● Source information:
╭──

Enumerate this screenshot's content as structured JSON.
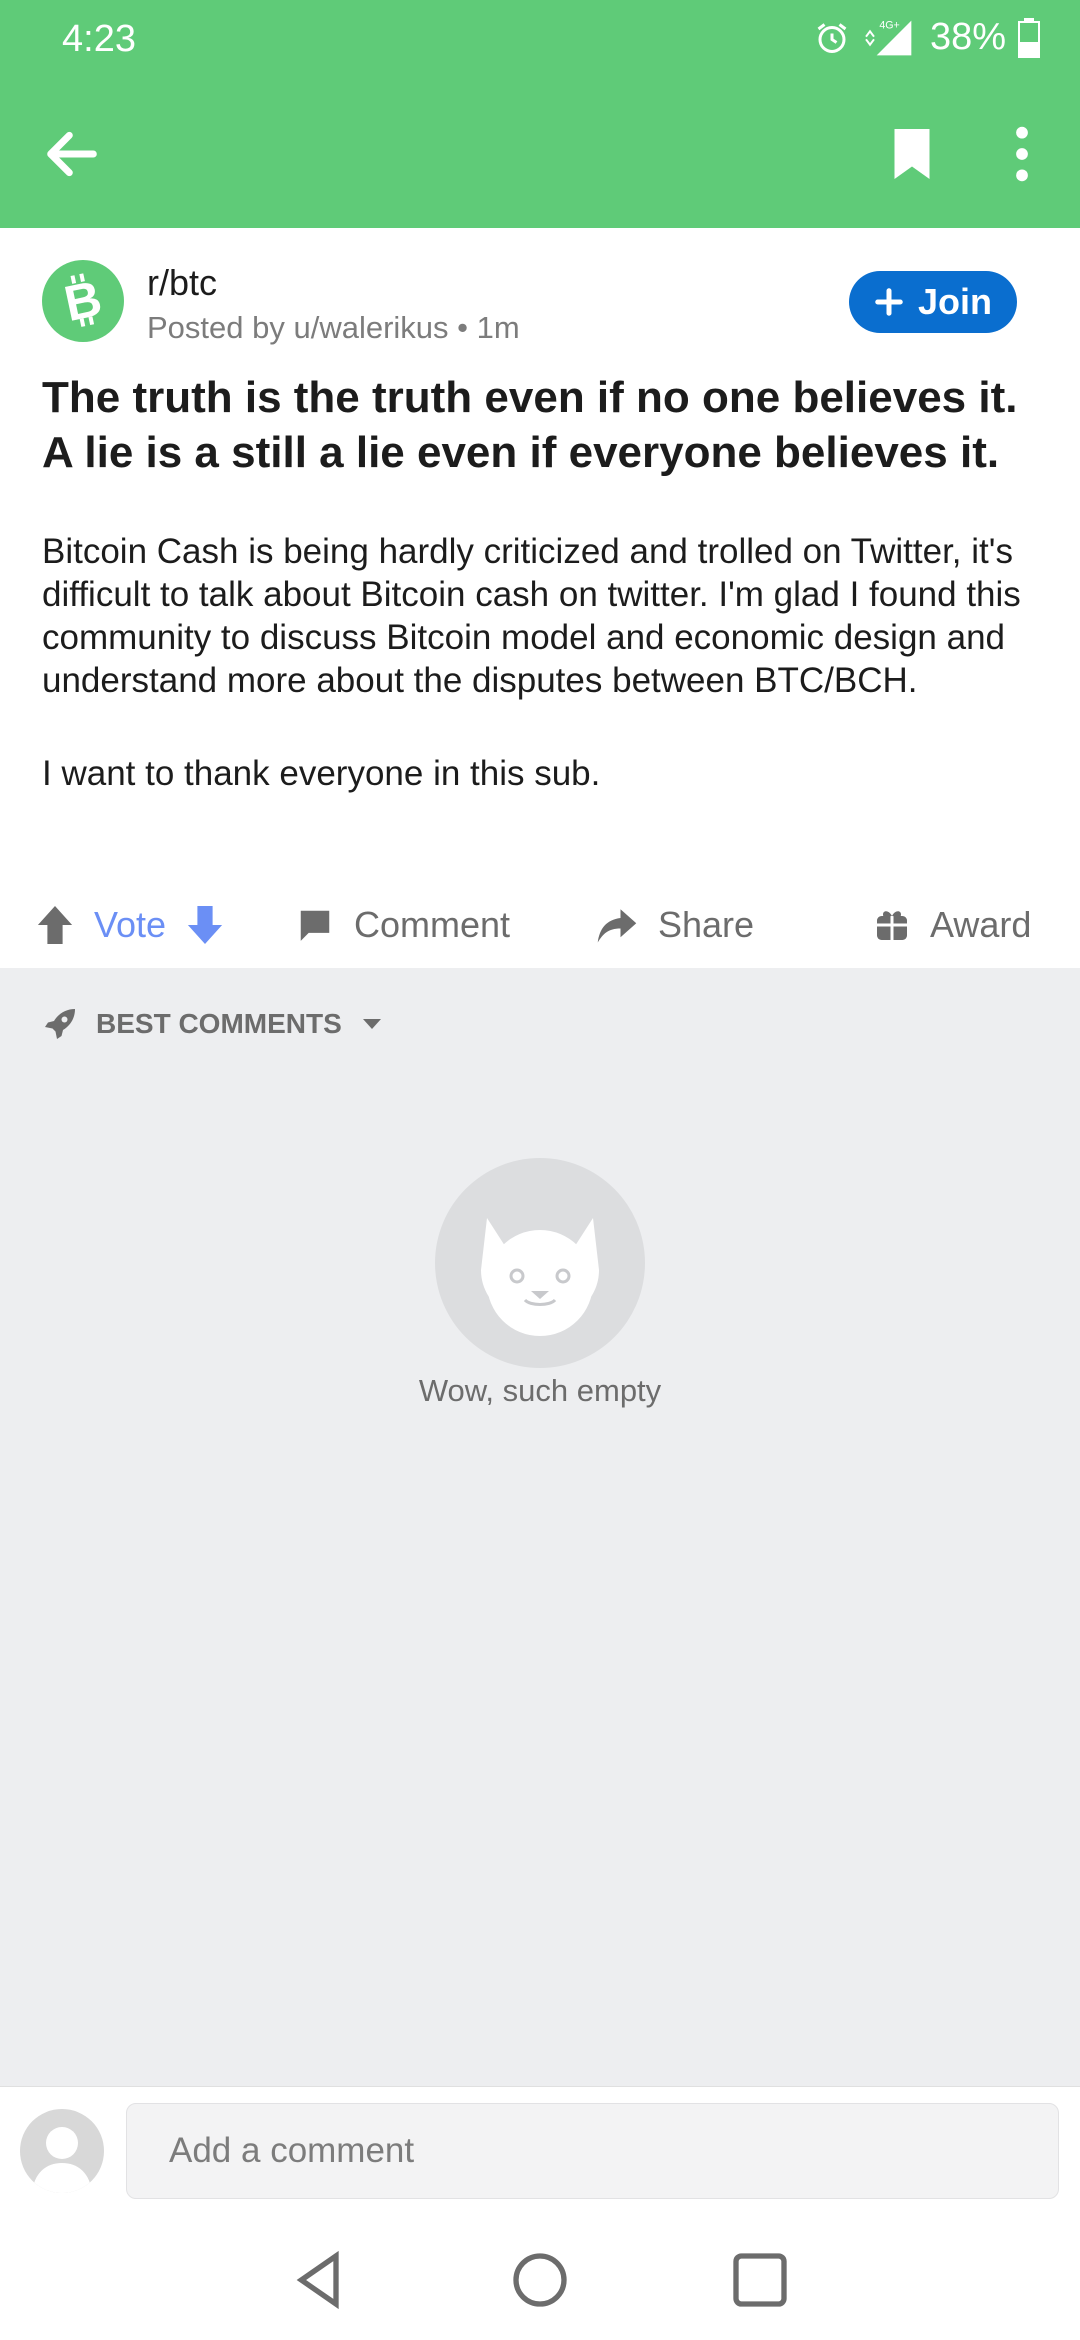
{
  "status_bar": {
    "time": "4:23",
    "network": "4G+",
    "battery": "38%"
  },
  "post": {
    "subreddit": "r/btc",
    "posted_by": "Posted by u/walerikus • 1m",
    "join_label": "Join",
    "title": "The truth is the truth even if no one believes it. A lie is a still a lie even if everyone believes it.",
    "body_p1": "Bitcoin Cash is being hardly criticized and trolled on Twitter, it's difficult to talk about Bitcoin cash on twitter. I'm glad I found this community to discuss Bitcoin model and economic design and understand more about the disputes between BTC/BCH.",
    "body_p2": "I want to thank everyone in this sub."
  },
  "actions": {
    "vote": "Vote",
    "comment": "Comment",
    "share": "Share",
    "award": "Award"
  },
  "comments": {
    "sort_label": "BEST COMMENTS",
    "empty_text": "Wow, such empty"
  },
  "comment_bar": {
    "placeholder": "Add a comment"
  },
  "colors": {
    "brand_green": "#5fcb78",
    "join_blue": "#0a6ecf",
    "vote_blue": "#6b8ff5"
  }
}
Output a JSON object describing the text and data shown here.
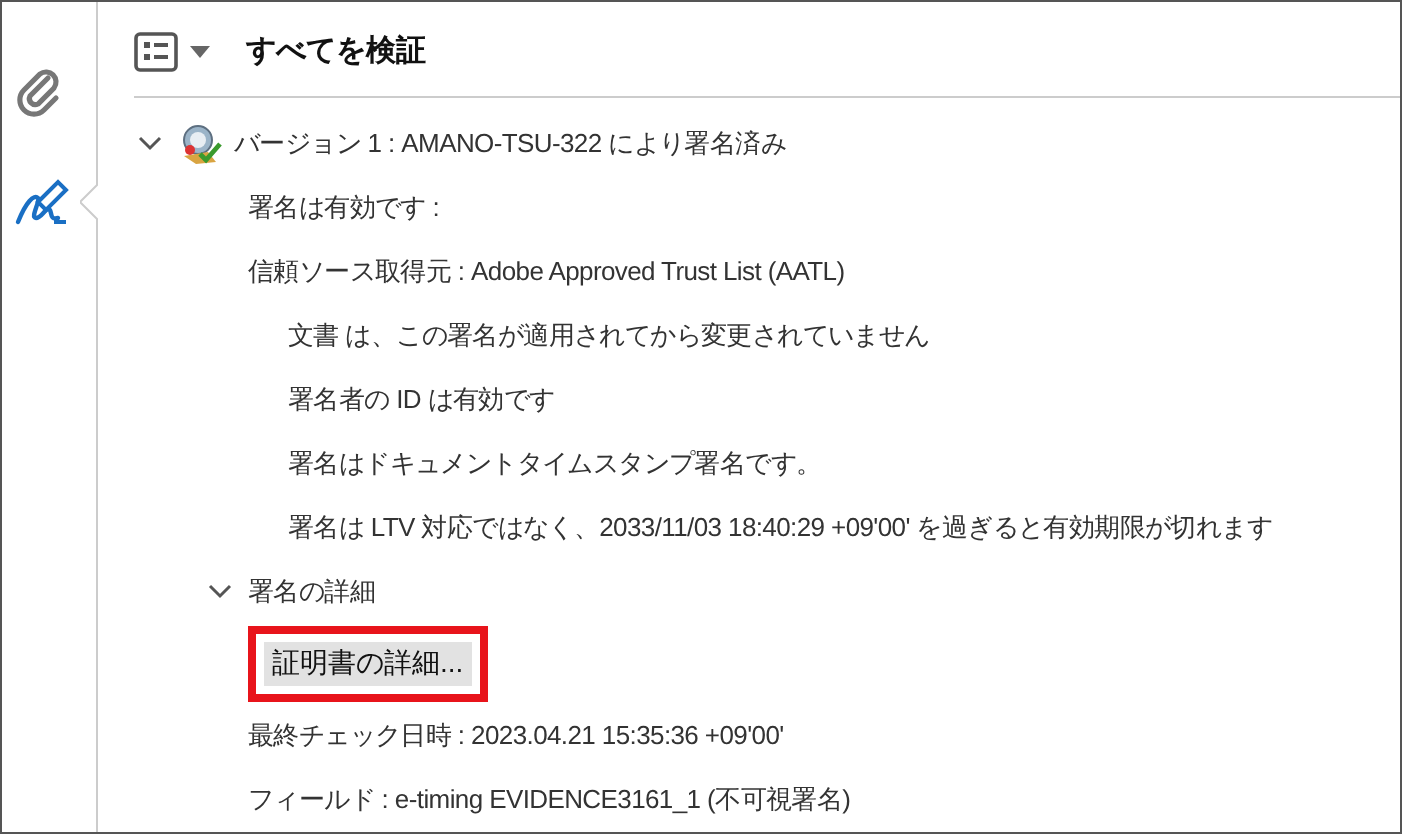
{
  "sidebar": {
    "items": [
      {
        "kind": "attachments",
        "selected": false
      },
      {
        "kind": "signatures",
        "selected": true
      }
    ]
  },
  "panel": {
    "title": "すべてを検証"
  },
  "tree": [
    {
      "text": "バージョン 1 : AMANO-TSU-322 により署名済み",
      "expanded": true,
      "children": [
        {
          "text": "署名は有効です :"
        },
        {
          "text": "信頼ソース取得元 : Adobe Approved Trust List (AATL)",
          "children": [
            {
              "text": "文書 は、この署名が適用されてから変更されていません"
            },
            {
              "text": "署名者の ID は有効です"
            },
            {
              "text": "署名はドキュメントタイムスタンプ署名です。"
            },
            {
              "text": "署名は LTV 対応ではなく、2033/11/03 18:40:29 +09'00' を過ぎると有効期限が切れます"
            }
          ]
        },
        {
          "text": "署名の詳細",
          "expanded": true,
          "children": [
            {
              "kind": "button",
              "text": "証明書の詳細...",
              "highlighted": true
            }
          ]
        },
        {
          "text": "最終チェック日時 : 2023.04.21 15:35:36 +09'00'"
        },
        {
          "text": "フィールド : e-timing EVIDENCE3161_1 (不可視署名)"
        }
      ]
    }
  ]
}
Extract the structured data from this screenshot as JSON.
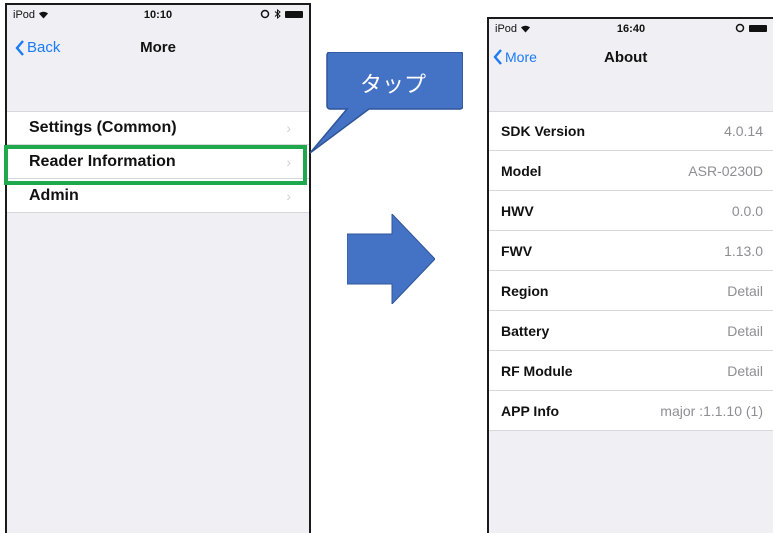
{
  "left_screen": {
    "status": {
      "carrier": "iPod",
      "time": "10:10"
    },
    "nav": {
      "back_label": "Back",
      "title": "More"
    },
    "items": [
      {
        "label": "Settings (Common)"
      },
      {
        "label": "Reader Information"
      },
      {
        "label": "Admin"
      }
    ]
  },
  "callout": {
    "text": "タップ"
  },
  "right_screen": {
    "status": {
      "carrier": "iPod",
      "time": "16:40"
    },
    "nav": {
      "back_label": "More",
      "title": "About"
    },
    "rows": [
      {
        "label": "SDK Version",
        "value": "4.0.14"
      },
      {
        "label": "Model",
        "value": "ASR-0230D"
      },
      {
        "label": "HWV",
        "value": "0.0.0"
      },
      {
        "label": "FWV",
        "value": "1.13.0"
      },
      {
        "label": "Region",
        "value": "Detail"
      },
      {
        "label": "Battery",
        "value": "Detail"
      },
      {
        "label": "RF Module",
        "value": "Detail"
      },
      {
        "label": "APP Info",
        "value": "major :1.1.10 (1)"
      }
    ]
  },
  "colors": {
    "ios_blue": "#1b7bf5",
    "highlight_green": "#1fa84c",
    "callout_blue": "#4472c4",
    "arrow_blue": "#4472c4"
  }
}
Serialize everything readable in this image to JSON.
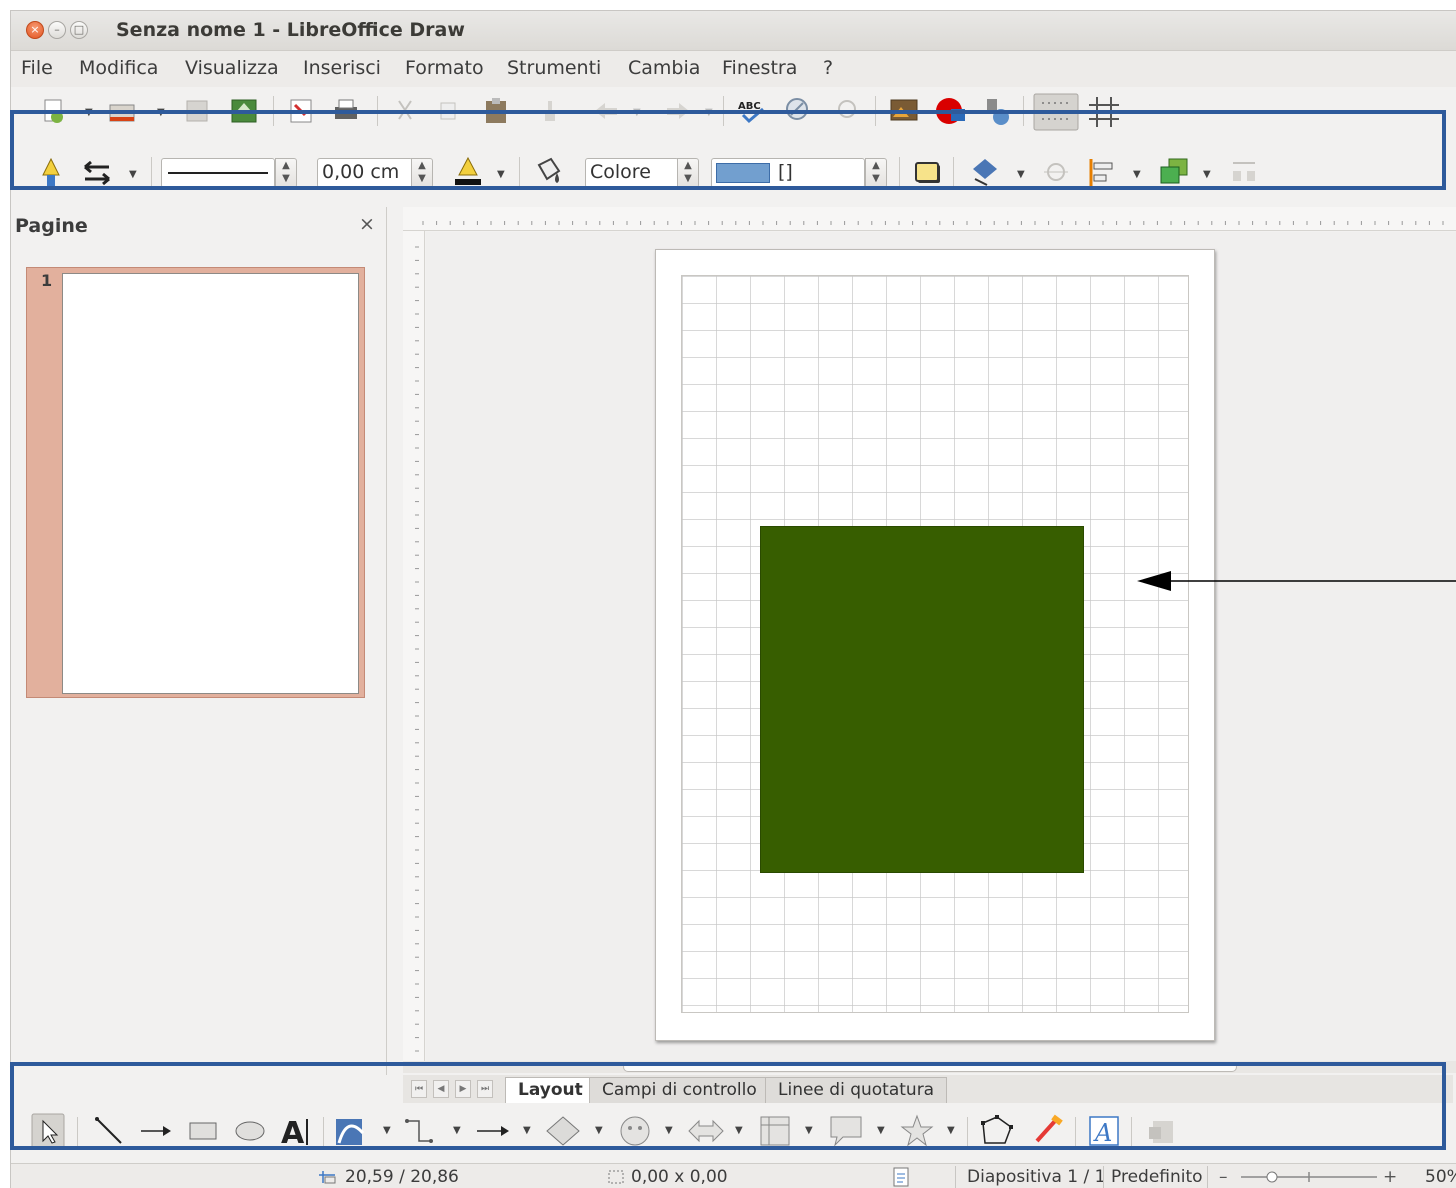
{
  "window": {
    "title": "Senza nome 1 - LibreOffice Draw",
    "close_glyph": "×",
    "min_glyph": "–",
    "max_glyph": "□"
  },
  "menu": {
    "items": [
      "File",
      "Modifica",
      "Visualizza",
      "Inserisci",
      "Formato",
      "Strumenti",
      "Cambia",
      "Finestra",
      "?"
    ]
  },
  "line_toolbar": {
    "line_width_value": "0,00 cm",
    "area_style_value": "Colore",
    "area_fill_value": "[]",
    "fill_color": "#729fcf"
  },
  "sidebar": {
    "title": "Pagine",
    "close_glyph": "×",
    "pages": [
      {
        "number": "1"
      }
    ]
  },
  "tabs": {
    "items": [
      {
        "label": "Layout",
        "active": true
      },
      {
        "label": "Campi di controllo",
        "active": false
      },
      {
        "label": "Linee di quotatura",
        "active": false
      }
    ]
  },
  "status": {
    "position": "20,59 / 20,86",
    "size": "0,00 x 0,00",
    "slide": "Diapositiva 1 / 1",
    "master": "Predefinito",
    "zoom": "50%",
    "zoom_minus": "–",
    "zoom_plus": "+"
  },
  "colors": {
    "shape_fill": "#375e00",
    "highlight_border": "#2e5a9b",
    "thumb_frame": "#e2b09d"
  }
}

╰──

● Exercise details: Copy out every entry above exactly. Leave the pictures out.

● Response:
Enumerate this screenshot's content as structured JSON.
{
  "status_bar": {
    "time": "4:23",
    "network": "4G+",
    "battery": "38%"
  },
  "post": {
    "subreddit": "r/btc",
    "posted_by": "Posted by u/walerikus • 1m",
    "join_label": "Join",
    "title": "The truth is the truth even if no one believes it. A lie is a still a lie even if everyone believes it.",
    "body_p1": "Bitcoin Cash is being hardly criticized and trolled on Twitter, it's difficult to talk about Bitcoin cash on twitter. I'm glad I found this community to discuss Bitcoin model and economic design and understand more about the disputes between BTC/BCH.",
    "body_p2": "I want to thank everyone in this sub."
  },
  "actions": {
    "vote": "Vote",
    "comment": "Comment",
    "share": "Share",
    "award": "Award"
  },
  "comments": {
    "sort_label": "BEST COMMENTS",
    "empty_text": "Wow, such empty"
  },
  "comment_bar": {
    "placeholder": "Add a comment"
  },
  "colors": {
    "brand_green": "#5fcb78",
    "join_blue": "#0a6ecf",
    "vote_blue": "#6b8ff5"
  }
}
Output a JSON object describing the text and data shown here.
{
  "sidebar": {
    "items": [
      {
        "kind": "attachments",
        "selected": false
      },
      {
        "kind": "signatures",
        "selected": true
      }
    ]
  },
  "panel": {
    "title": "すべてを検証"
  },
  "tree": [
    {
      "text": "バージョン 1 : AMANO-TSU-322 により署名済み",
      "expanded": true,
      "children": [
        {
          "text": "署名は有効です :"
        },
        {
          "text": "信頼ソース取得元 : Adobe Approved Trust List (AATL)",
          "children": [
            {
              "text": "文書 は、この署名が適用されてから変更されていません"
            },
            {
              "text": "署名者の ID は有効です"
            },
            {
              "text": "署名はドキュメントタイムスタンプ署名です。"
            },
            {
              "text": "署名は LTV 対応ではなく、2033/11/03 18:40:29 +09'00' を過ぎると有効期限が切れます"
            }
          ]
        },
        {
          "text": "署名の詳細",
          "expanded": true,
          "children": [
            {
              "kind": "button",
              "text": "証明書の詳細...",
              "highlighted": true
            }
          ]
        },
        {
          "text": "最終チェック日時 : 2023.04.21 15:35:36 +09'00'"
        },
        {
          "text": "フィールド : e-timing EVIDENCE3161_1 (不可視署名)"
        }
      ]
    }
  ]
}
Extract the structured data from this screenshot as JSON.
{
  "left_screen": {
    "status": {
      "carrier": "iPod",
      "time": "10:10"
    },
    "nav": {
      "back_label": "Back",
      "title": "More"
    },
    "items": [
      {
        "label": "Settings (Common)"
      },
      {
        "label": "Reader Information"
      },
      {
        "label": "Admin"
      }
    ]
  },
  "callout": {
    "text": "タップ"
  },
  "right_screen": {
    "status": {
      "carrier": "iPod",
      "time": "16:40"
    },
    "nav": {
      "back_label": "More",
      "title": "About"
    },
    "rows": [
      {
        "label": "SDK Version",
        "value": "4.0.14"
      },
      {
        "label": "Model",
        "value": "ASR-0230D"
      },
      {
        "label": "HWV",
        "value": "0.0.0"
      },
      {
        "label": "FWV",
        "value": "1.13.0"
      },
      {
        "label": "Region",
        "value": "Detail"
      },
      {
        "label": "Battery",
        "value": "Detail"
      },
      {
        "label": "RF Module",
        "value": "Detail"
      },
      {
        "label": "APP Info",
        "value": "major :1.1.10 (1)"
      }
    ]
  },
  "colors": {
    "ios_blue": "#1b7bf5",
    "highlight_green": "#1fa84c",
    "callout_blue": "#4472c4",
    "arrow_blue": "#4472c4"
  }
}
Serialize everything readable in this image to JSON.
{
  "window": {
    "title": "Senza nome 1 - LibreOffice Draw",
    "close_glyph": "×",
    "min_glyph": "–",
    "max_glyph": "□"
  },
  "menu": {
    "items": [
      "File",
      "Modifica",
      "Visualizza",
      "Inserisci",
      "Formato",
      "Strumenti",
      "Cambia",
      "Finestra",
      "?"
    ]
  },
  "line_toolbar": {
    "line_width_value": "0,00 cm",
    "area_style_value": "Colore",
    "area_fill_value": "[]",
    "fill_color": "#729fcf"
  },
  "sidebar": {
    "title": "Pagine",
    "close_glyph": "×",
    "pages": [
      {
        "number": "1"
      }
    ]
  },
  "tabs": {
    "items": [
      {
        "label": "Layout",
        "active": true
      },
      {
        "label": "Campi di controllo",
        "active": false
      },
      {
        "label": "Linee di quotatura",
        "active": false
      }
    ]
  },
  "status": {
    "position": "20,59 / 20,86",
    "size": "0,00 x 0,00",
    "slide": "Diapositiva 1 / 1",
    "master": "Predefinito",
    "zoom": "50%",
    "zoom_minus": "–",
    "zoom_plus": "+"
  },
  "colors": {
    "shape_fill": "#375e00",
    "highlight_border": "#2e5a9b",
    "thumb_frame": "#e2b09d"
  }
}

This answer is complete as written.